++++ DATA FOR PROCESSING

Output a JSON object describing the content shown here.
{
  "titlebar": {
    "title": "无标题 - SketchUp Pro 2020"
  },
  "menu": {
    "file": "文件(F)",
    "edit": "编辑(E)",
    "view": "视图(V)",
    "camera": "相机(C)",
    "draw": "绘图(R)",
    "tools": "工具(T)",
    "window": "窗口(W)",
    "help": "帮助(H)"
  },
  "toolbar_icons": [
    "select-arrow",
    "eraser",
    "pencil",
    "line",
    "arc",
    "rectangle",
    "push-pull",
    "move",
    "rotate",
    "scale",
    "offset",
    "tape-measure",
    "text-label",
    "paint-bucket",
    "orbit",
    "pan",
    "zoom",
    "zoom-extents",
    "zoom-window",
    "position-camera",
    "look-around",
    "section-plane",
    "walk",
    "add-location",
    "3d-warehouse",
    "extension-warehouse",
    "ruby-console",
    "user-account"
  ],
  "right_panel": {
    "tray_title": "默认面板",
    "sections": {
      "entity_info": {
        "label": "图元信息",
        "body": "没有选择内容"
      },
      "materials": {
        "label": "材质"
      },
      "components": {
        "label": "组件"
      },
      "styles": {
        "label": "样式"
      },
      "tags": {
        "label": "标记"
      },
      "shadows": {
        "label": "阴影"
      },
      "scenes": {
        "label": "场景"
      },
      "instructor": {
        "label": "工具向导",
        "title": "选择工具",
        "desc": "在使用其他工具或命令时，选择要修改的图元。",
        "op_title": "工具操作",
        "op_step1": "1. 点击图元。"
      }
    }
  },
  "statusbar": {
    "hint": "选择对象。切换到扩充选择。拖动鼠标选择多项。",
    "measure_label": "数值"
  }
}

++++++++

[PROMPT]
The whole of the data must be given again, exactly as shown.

[RESPONSE BOX]
Output a JSON object describing the content shown here.
{
  "titlebar": {
    "title": "无标题 - SketchUp Pro 2020"
  },
  "menu": {
    "file": "文件(F)",
    "edit": "编辑(E)",
    "view": "视图(V)",
    "camera": "相机(C)",
    "draw": "绘图(R)",
    "tools": "工具(T)",
    "window": "窗口(W)",
    "help": "帮助(H)"
  },
  "toolbar_icons": [
    "select-arrow",
    "eraser",
    "pencil",
    "line",
    "arc",
    "rectangle",
    "push-pull",
    "move",
    "rotate",
    "scale",
    "offset",
    "tape-measure",
    "text-label",
    "paint-bucket",
    "orbit",
    "pan",
    "zoom",
    "zoom-extents",
    "zoom-window",
    "position-camera",
    "look-around",
    "section-plane",
    "walk",
    "add-location",
    "3d-warehouse",
    "extension-warehouse",
    "ruby-console",
    "user-account"
  ],
  "right_panel": {
    "tray_title": "默认面板",
    "sections": {
      "entity_info": {
        "label": "图元信息",
        "body": "没有选择内容"
      },
      "materials": {
        "label": "材质"
      },
      "components": {
        "label": "组件"
      },
      "styles": {
        "label": "样式"
      },
      "tags": {
        "label": "标记"
      },
      "shadows": {
        "label": "阴影"
      },
      "scenes": {
        "label": "场景"
      },
      "instructor": {
        "label": "工具向导",
        "title": "选择工具",
        "desc": "在使用其他工具或命令时，选择要修改的图元。",
        "op_title": "工具操作",
        "op_step1": "1. 点击图元。"
      }
    }
  },
  "statusbar": {
    "hint": "选择对象。切换到扩充选择。拖动鼠标选择多项。",
    "measure_label": "数值"
  }
}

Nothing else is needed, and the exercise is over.